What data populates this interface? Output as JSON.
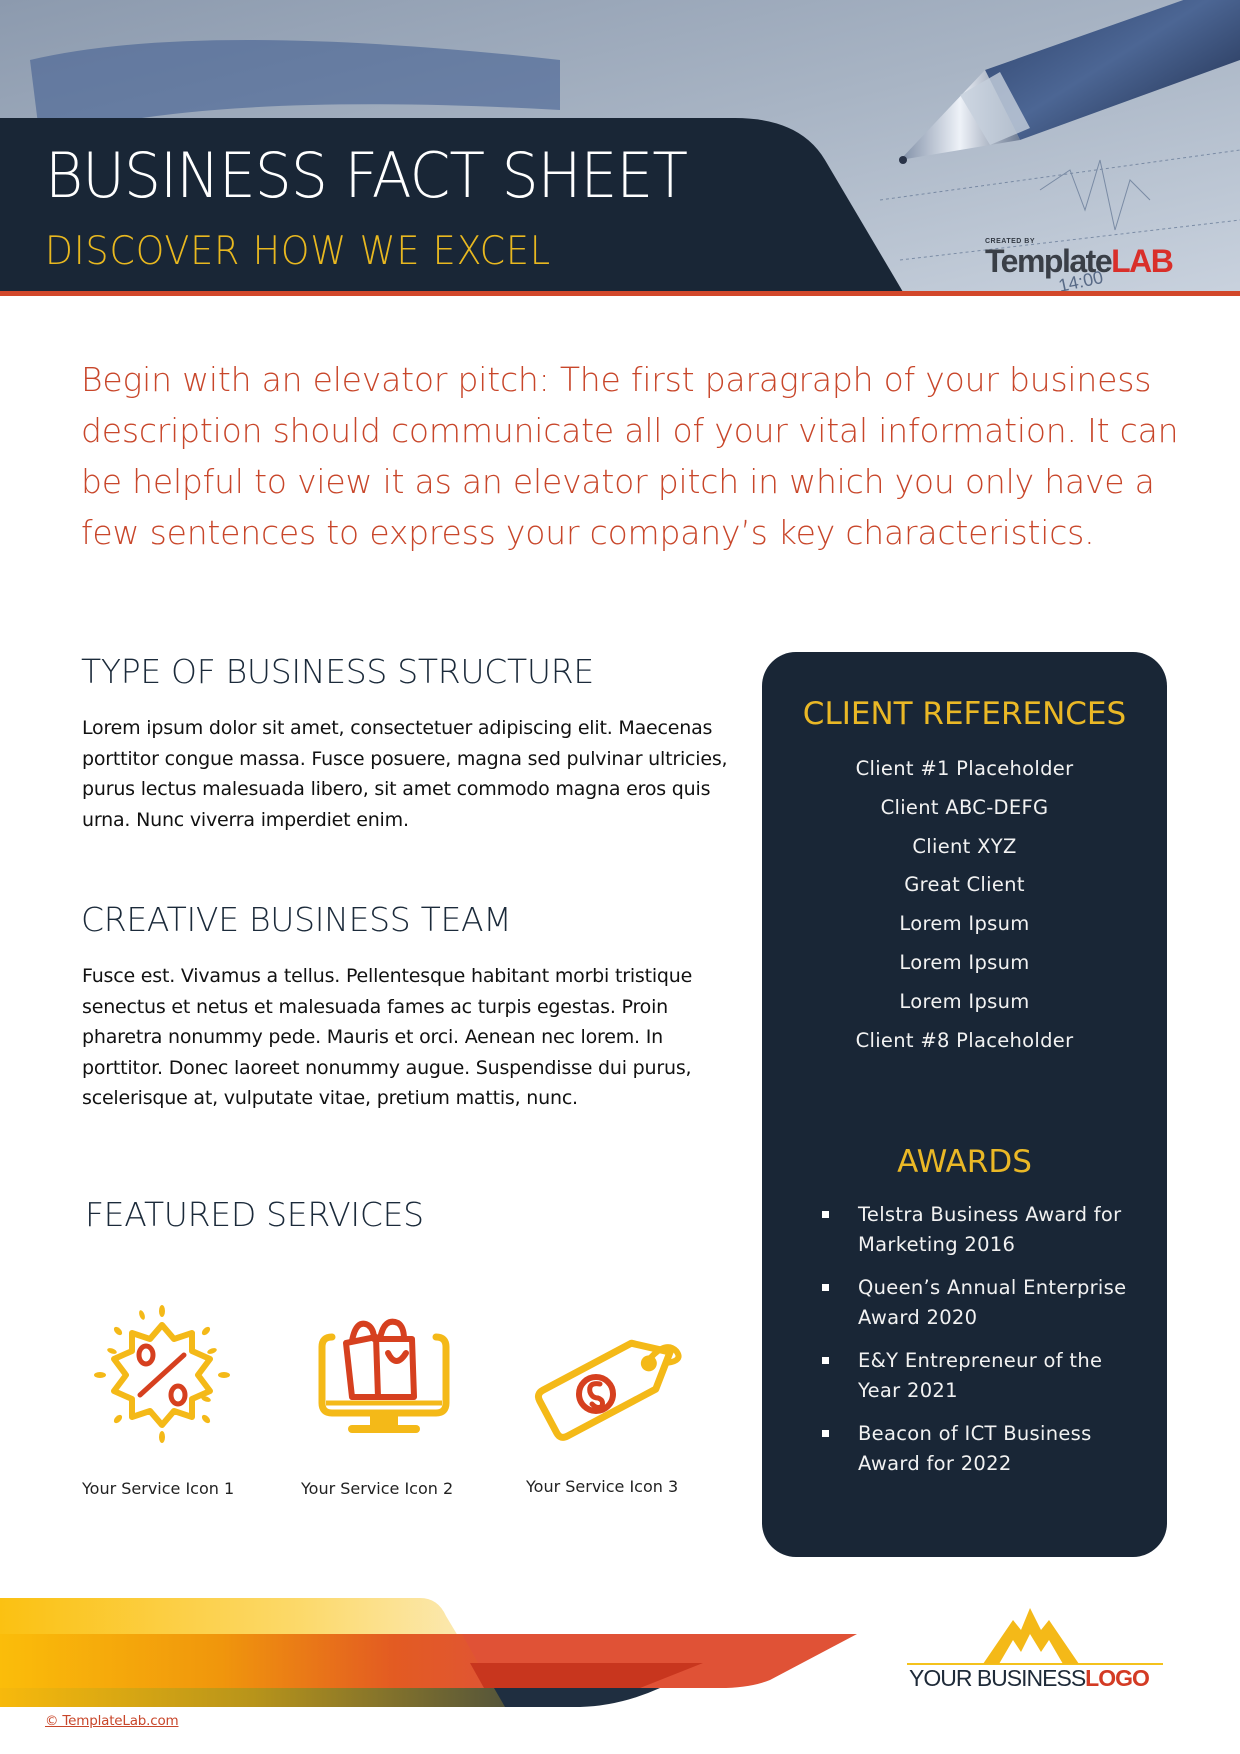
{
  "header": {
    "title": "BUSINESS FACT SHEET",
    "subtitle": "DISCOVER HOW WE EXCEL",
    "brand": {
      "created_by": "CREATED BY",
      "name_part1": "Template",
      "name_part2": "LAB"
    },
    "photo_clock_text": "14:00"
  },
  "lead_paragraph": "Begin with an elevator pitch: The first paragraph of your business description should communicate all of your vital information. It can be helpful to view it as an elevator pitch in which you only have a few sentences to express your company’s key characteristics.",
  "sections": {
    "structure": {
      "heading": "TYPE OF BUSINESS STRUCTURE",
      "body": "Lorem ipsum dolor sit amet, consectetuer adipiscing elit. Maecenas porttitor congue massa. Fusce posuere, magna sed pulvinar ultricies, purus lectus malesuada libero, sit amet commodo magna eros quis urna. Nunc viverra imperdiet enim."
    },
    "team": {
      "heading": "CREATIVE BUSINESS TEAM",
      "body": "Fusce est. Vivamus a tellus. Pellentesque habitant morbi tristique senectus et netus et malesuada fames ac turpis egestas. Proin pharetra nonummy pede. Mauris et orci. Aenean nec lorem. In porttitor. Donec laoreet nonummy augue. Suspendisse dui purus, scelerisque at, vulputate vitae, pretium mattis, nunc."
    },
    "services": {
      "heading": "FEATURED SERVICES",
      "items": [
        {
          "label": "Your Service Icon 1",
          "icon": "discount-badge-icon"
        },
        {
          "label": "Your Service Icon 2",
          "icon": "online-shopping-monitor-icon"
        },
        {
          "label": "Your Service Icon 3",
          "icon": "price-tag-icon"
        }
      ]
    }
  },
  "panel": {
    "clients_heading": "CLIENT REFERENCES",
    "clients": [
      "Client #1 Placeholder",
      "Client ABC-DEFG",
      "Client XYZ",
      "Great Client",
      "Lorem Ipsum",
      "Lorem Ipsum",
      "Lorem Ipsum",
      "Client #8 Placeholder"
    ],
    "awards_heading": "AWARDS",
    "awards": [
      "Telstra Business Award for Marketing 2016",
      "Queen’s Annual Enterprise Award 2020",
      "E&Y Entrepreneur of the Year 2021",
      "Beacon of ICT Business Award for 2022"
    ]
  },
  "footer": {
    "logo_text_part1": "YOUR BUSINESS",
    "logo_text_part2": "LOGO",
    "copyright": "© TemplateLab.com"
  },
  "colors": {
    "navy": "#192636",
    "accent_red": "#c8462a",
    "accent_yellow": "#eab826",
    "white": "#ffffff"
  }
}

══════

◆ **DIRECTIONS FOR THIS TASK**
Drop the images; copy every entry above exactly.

◆ **REPLY TO THE TASK**
What data populates this interface? Output as JSON.
{
  "header": {
    "title": "BUSINESS FACT SHEET",
    "subtitle": "DISCOVER HOW WE EXCEL",
    "brand": {
      "created_by": "CREATED BY",
      "name_part1": "Template",
      "name_part2": "LAB"
    },
    "photo_clock_text": "14:00"
  },
  "lead_paragraph": "Begin with an elevator pitch: The first paragraph of your business description should communicate all of your vital information. It can be helpful to view it as an elevator pitch in which you only have a few sentences to express your company’s key characteristics.",
  "sections": {
    "structure": {
      "heading": "TYPE OF BUSINESS STRUCTURE",
      "body": "Lorem ipsum dolor sit amet, consectetuer adipiscing elit. Maecenas porttitor congue massa. Fusce posuere, magna sed pulvinar ultricies, purus lectus malesuada libero, sit amet commodo magna eros quis urna. Nunc viverra imperdiet enim."
    },
    "team": {
      "heading": "CREATIVE BUSINESS TEAM",
      "body": "Fusce est. Vivamus a tellus. Pellentesque habitant morbi tristique senectus et netus et malesuada fames ac turpis egestas. Proin pharetra nonummy pede. Mauris et orci. Aenean nec lorem. In porttitor. Donec laoreet nonummy augue. Suspendisse dui purus, scelerisque at, vulputate vitae, pretium mattis, nunc."
    },
    "services": {
      "heading": "FEATURED SERVICES",
      "items": [
        {
          "label": "Your Service Icon 1",
          "icon": "discount-badge-icon"
        },
        {
          "label": "Your Service Icon 2",
          "icon": "online-shopping-monitor-icon"
        },
        {
          "label": "Your Service Icon 3",
          "icon": "price-tag-icon"
        }
      ]
    }
  },
  "panel": {
    "clients_heading": "CLIENT REFERENCES",
    "clients": [
      "Client #1 Placeholder",
      "Client ABC-DEFG",
      "Client XYZ",
      "Great Client",
      "Lorem Ipsum",
      "Lorem Ipsum",
      "Lorem Ipsum",
      "Client #8 Placeholder"
    ],
    "awards_heading": "AWARDS",
    "awards": [
      "Telstra Business Award for Marketing 2016",
      "Queen’s Annual Enterprise Award 2020",
      "E&Y Entrepreneur of the Year 2021",
      "Beacon of ICT Business Award for 2022"
    ]
  },
  "footer": {
    "logo_text_part1": "YOUR BUSINESS",
    "logo_text_part2": "LOGO",
    "copyright": "© TemplateLab.com"
  },
  "colors": {
    "navy": "#192636",
    "accent_red": "#c8462a",
    "accent_yellow": "#eab826",
    "white": "#ffffff"
  }
}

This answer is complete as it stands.